For years, when tasked with opening a bottle of wine, I used that bad boy on the left.  It’s compact, it’s fairly straightforward to use in terms of technique, and it’s highly durable.  The only problem I have ever had with it has arisen when encountering a bottle of wine with a particularly stubborn cork.  On more than one occasion, I have managed to break a cork in half, which, though certainly not the end of the world, is at the very least a mild annoyance.

The corkscrew on the right is what I believe people refer to as a locking top wine opener.  It is the best wine opener I have ever used in my life, hands down.

But, wait.  Let me back up a bit.

During all the years I was using my $5 corkscrew pictured above on the left, I was constantly being given bigger, fancier corkscrews by people who thought that I was perhaps clinging to my simple corkscrew out of a sense of duty or frugality (it wasn’t broken, so why replace it?).  Every corkscrew I received, I then tried, and many of them I actually liked.  The problem was, every single one of them—and I really to mean every single one—broke within a few months, or perhaps even a full year, of use.  The one with the wings on the side that leveraged the cork out of the bottle?  Broke.  The ultra-fancy one that had two different handles, a lever, and came with its own display case?  Broke.  The one that came with a special foil cutter and had the unfortunate look of a tool one would find in a dentist’s office?  Both items broke.  So, it was back to me and my simple corkscrew that sometimes broke stuff and made my wine a little more textured than I desired.

And then one Christmas a few years ago, my husband and I were given this wine opener (perhaps by a relative?  I am guessing an uncle?  I don’t know.  My husband has a big family, and there are a lot of uncles floating around in there).

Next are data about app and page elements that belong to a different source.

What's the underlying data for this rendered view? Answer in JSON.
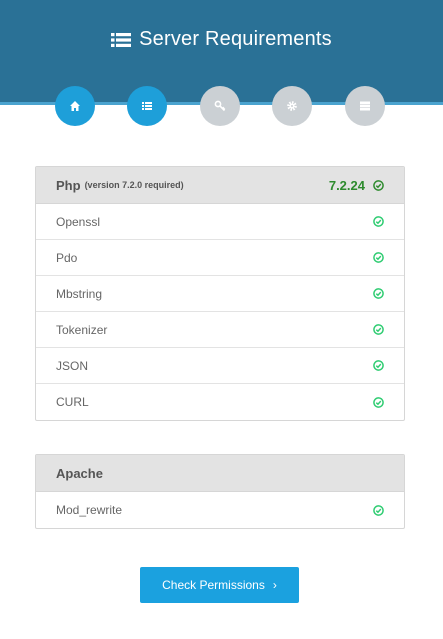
{
  "header": {
    "title": "Server Requirements",
    "title_icon": "list-icon"
  },
  "steps": [
    {
      "icon": "home-icon",
      "state": "done"
    },
    {
      "icon": "list-icon",
      "state": "active"
    },
    {
      "icon": "key-icon",
      "state": "pending"
    },
    {
      "icon": "gear-icon",
      "state": "pending"
    },
    {
      "icon": "server-icon",
      "state": "pending"
    }
  ],
  "php": {
    "title": "Php",
    "subtitle": "(version 7.2.0 required)",
    "version": "7.2.24",
    "extensions": [
      "Openssl",
      "Pdo",
      "Mbstring",
      "Tokenizer",
      "JSON",
      "CURL"
    ]
  },
  "apache": {
    "title": "Apache",
    "modules": [
      "Mod_rewrite"
    ]
  },
  "button": {
    "label": "Check Permissions",
    "chevron": "›"
  },
  "colors": {
    "header": "#2a7196",
    "accent": "#1ba1df",
    "ok": "#2ecc71",
    "version": "#2e8b2e",
    "pending": "#cbd0d4"
  }
}
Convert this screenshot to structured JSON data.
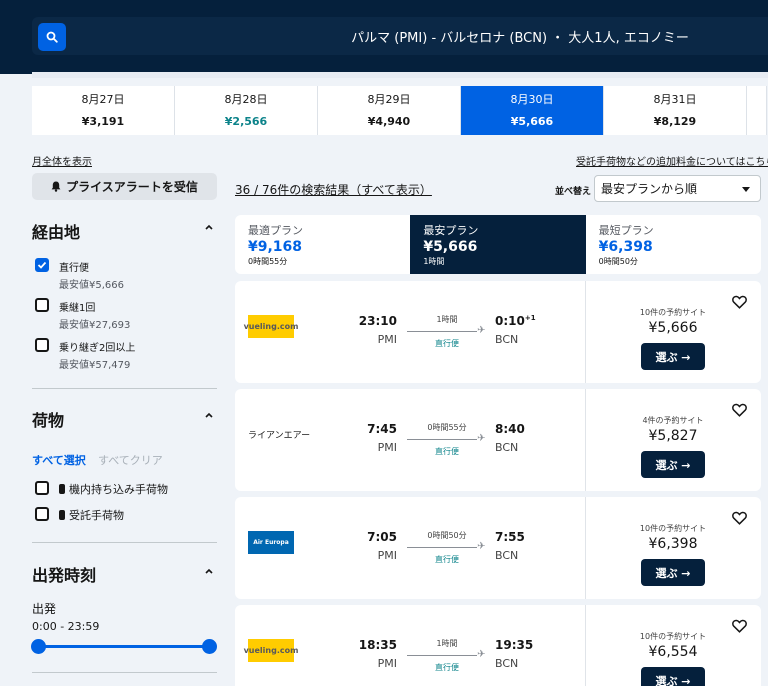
{
  "header": {
    "route": "パルマ (PMI) - バルセロナ (BCN)  ・ 大人1人, エコノミー",
    "search_icon": "search-icon"
  },
  "dates": [
    {
      "date": "8月27日",
      "price": "¥3,191",
      "state": "normal"
    },
    {
      "date": "8月28日",
      "price": "¥2,566",
      "state": "cheapest"
    },
    {
      "date": "8月29日",
      "price": "¥4,940",
      "state": "normal"
    },
    {
      "date": "8月30日",
      "price": "¥5,666",
      "state": "selected"
    },
    {
      "date": "8月31日",
      "price": "¥8,129",
      "state": "normal"
    }
  ],
  "links": {
    "whole_month": "月全体を表示",
    "baggage_fees": "受託手荷物などの追加料金についてはこちら"
  },
  "price_alert": "プライスアラートを受信",
  "filters": {
    "stops": {
      "title": "経由地",
      "options": [
        {
          "label": "直行便",
          "sub": "最安値¥5,666",
          "checked": true
        },
        {
          "label": "乗継1回",
          "sub": "最安値¥27,693",
          "checked": false
        },
        {
          "label": "乗り継ぎ2回以上",
          "sub": "最安値¥57,479",
          "checked": false
        }
      ]
    },
    "bags": {
      "title": "荷物",
      "select_all": "すべて選択",
      "clear_all": "すべてクリア",
      "options": [
        {
          "label": "機内持ち込み手荷物",
          "checked": false
        },
        {
          "label": "受託手荷物",
          "checked": false
        }
      ]
    },
    "departure_time": {
      "title": "出発時刻",
      "label": "出発",
      "range": "0:00 - 23:59",
      "min_fraction": 0,
      "max_fraction": 1
    }
  },
  "results": {
    "count": "36 / 76件の検索結果（すべて表示）",
    "sort_label": "並べ替え",
    "sort_value": "最安プランから順"
  },
  "summary_tabs": [
    {
      "title": "最適プラン",
      "price": "¥9,168",
      "duration": "0時間55分",
      "active": false
    },
    {
      "title": "最安プラン",
      "price": "¥5,666",
      "duration": "1時間",
      "active": true
    },
    {
      "title": "最短プラン",
      "price": "¥6,398",
      "duration": "0時間50分",
      "active": false
    }
  ],
  "flights": [
    {
      "airline": "vueling.com",
      "logo": "vueling",
      "dep_time": "23:10",
      "dep_code": "PMI",
      "arr_time": "0:10",
      "arr_plus": "+1",
      "arr_code": "BCN",
      "duration": "1時間",
      "stops": "直行便",
      "sites": "10件の予約サイト",
      "price": "¥5,666",
      "button": "選ぶ →"
    },
    {
      "airline": "ライアンエアー",
      "logo": "text",
      "dep_time": "7:45",
      "dep_code": "PMI",
      "arr_time": "8:40",
      "arr_plus": "",
      "arr_code": "BCN",
      "duration": "0時間55分",
      "stops": "直行便",
      "sites": "4件の予約サイト",
      "price": "¥5,827",
      "button": "選ぶ →"
    },
    {
      "airline": "Air Europa",
      "logo": "aireuropa",
      "dep_time": "7:05",
      "dep_code": "PMI",
      "arr_time": "7:55",
      "arr_plus": "",
      "arr_code": "BCN",
      "duration": "0時間50分",
      "stops": "直行便",
      "sites": "10件の予約サイト",
      "price": "¥6,398",
      "button": "選ぶ →"
    },
    {
      "airline": "vueling.com",
      "logo": "vueling",
      "dep_time": "18:35",
      "dep_code": "PMI",
      "arr_time": "19:35",
      "arr_plus": "",
      "arr_code": "BCN",
      "duration": "1時間",
      "stops": "直行便",
      "sites": "10件の予約サイト",
      "price": "¥6,554",
      "button": "選ぶ →"
    }
  ],
  "colors": {
    "header_bg": "#05203c",
    "accent": "#0062e3",
    "cheap_green": "#0c838a",
    "page_bg": "#eff3f8"
  }
}
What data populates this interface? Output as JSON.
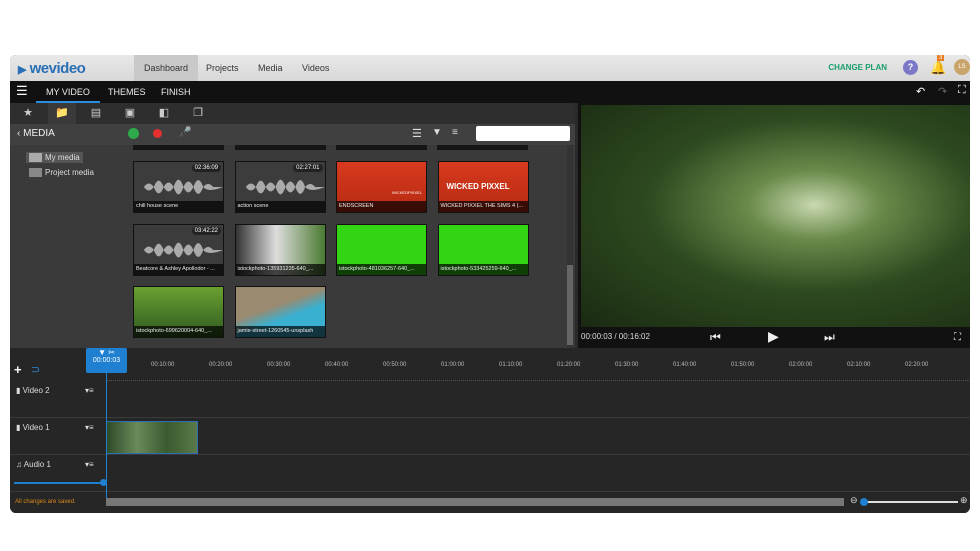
{
  "nav": {
    "logo": "wevideo",
    "tabs": [
      "Dashboard",
      "Projects",
      "Media",
      "Videos"
    ],
    "active": "Dashboard",
    "change_plan": "CHANGE PLAN",
    "help": "?",
    "notifications": "3",
    "avatar": "LS"
  },
  "menu": {
    "tabs": [
      "MY VIDEO",
      "THEMES",
      "FINISH"
    ],
    "active": "MY VIDEO"
  },
  "media": {
    "title": "MEDIA",
    "search_placeholder": "",
    "tree": [
      "My media",
      "Project media"
    ],
    "items": [
      {
        "label": "chill house scene",
        "duration": "02:36:09",
        "type": "audio"
      },
      {
        "label": "action scene",
        "duration": "02:27:01",
        "type": "audio"
      },
      {
        "label": "ENDSCREEN",
        "type": "red",
        "overlay": "WICKEDPIXXEL"
      },
      {
        "label": "WICKED PIXXEL THE SIMS 4 (...",
        "type": "red",
        "overlay": "WICKED PIXXEL"
      },
      {
        "label": "Beatcore & Ashley Apollodor - ...",
        "duration": "03:42:22",
        "type": "audio"
      },
      {
        "label": "istockphoto-135931235-640_...",
        "type": "waterfall"
      },
      {
        "label": "istockphoto-481036257-640_...",
        "type": "green"
      },
      {
        "label": "istockphoto-533425259-640_...",
        "type": "green"
      },
      {
        "label": "istockphoto-699620004-640_...",
        "type": "forest"
      },
      {
        "label": "jamie-street-1260545-unsplash",
        "type": "beach"
      }
    ]
  },
  "preview": {
    "time": "00:00:03 / 00:16:02"
  },
  "timeline": {
    "playhead": "00:00:03",
    "ticks": [
      "00:10:00",
      "00:20:00",
      "00:30:00",
      "00:40:00",
      "00:50:00",
      "01:00:00",
      "01:10:00",
      "01:20:00",
      "01:30:00",
      "01:40:00",
      "01:50:00",
      "02:00:00",
      "02:10:00",
      "02:20:00"
    ],
    "tracks": [
      "Video 2",
      "Video 1",
      "Audio 1"
    ],
    "audio_volume": 1.0,
    "status": "All changes are saved."
  }
}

At first, not recognizing it as any wine opener I had ever used before, I resisted it.  It required too much fiddling and fussing, I complained, and it bore a strange resemblance to the vise in my dad’s workshop that used to pinch my fingers all the time when I was a kid (which was entirely my fault because I could never stop fiddling around with the lever on the vise, but whatever).  No, I declared, I will not be needing that, thank you.  But then time wore on, we moved, and I momentarily lost my old corkscrew.  With a bottle of wine waiting to be opened, the time had come.  I could not avoid it any longer.  I had to use the vise-looking corkscrew.

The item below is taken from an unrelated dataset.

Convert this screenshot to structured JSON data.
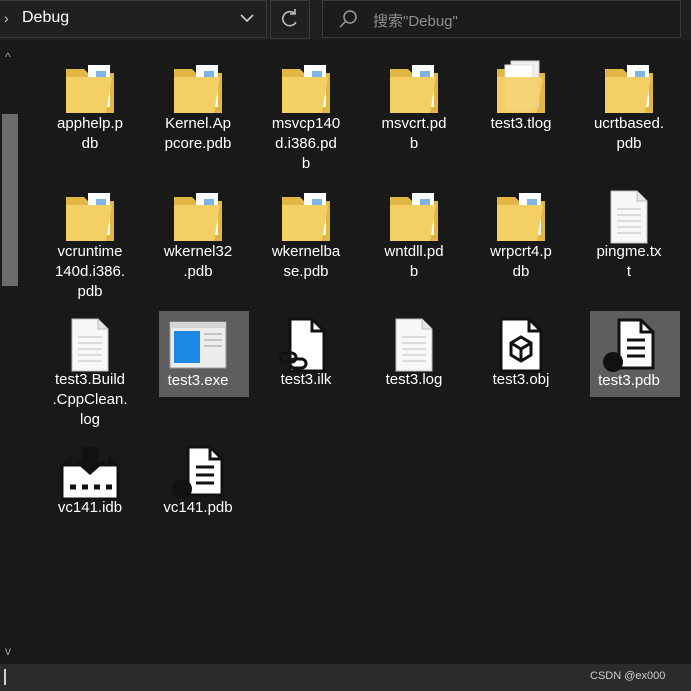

Here is how it is done.

You place the base of the opener over the cork:

If the tab on top of the opener is positioned with the hole facing up,

you flip the tab about 90 degrees so the opening is facing the side and the solid portion is on top:

With one hand you hold the base of the opener on top of the bottle, and with the other hand you turn the handle of the opener in a clockwise direction.  This will force the corkscrew into the cork:

When the corkscrew has been driven all the way into the cork, the tab on top flips back over so the hole is now facing up:

Then you just keep turning the handle clockwise and behold!

The opposite end of the corkscrew comes up through the hole in the tab,

freeing your cork from the bottle in the process:

To free the cork, flip the tab to the side once more, then turn the handle counterclockwise, unscrewing the cork:

This corkscrew works like magic every single time.  After the first time I used it, chastened, I swore my allegiance to it almost immediately.  I still keep the other corkscrew around (you know, for additional wine-opening emergencies), but for my general wine-opening duties, this corkscrew can’t be beat.

Now, here comes the sad part.  I have no idea where it came from.  I’d love to tell you where you can find your own magical wine opener, but when I tried to research places one could buy this type of wine opener, all I could find were collector guides to antique locking top wine openers from Europe.  (This, incidentally, evolved into a rather fascinating afternoon for me, as I came across page after page of great examples of vintage wine openers.  I highly recommend checking those out.)

So, if you are reading this, Uncles of My Husband, perhaps you might enlighten us as to where you procured such a fantastic wine opener?  Just in case I might someday feel the need to get a backup wine opener for my backup wine opener.  Because I am like that.

%d bloggers like this: